• [Exercise requirements] What is needed is each line of the data below that holds the string "Steigungshöhe".

*** Data shown Section Begins ***

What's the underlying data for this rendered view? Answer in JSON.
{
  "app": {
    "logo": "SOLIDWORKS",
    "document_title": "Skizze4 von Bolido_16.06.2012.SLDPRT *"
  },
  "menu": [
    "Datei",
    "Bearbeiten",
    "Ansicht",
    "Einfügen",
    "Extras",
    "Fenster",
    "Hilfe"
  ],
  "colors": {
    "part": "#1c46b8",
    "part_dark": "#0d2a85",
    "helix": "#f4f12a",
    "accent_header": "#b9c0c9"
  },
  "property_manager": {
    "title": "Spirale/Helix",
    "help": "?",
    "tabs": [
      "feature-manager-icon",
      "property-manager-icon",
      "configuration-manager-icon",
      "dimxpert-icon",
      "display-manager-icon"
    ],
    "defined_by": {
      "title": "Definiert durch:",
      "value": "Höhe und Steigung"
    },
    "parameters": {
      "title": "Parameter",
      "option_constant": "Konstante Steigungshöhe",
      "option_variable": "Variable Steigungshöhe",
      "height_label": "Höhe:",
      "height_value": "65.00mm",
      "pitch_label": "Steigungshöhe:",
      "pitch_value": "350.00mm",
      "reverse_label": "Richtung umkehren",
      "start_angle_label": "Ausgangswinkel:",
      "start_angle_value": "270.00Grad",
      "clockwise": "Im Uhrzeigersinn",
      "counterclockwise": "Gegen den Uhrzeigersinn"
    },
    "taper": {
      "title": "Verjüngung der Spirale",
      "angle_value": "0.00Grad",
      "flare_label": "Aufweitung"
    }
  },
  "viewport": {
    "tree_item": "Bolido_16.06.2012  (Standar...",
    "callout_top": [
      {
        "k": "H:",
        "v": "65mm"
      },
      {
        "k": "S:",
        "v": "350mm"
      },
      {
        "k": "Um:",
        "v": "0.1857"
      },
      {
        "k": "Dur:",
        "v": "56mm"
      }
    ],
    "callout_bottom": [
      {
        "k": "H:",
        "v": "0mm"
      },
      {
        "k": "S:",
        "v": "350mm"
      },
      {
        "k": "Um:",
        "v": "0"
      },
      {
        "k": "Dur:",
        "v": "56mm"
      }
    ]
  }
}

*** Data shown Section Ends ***

• [The completed task]
      "option_constant": "Konstante Steigungshöhe",
      "option_variable": "Variable Steigungshöhe",
      "pitch_label": "Steigungshöhe:",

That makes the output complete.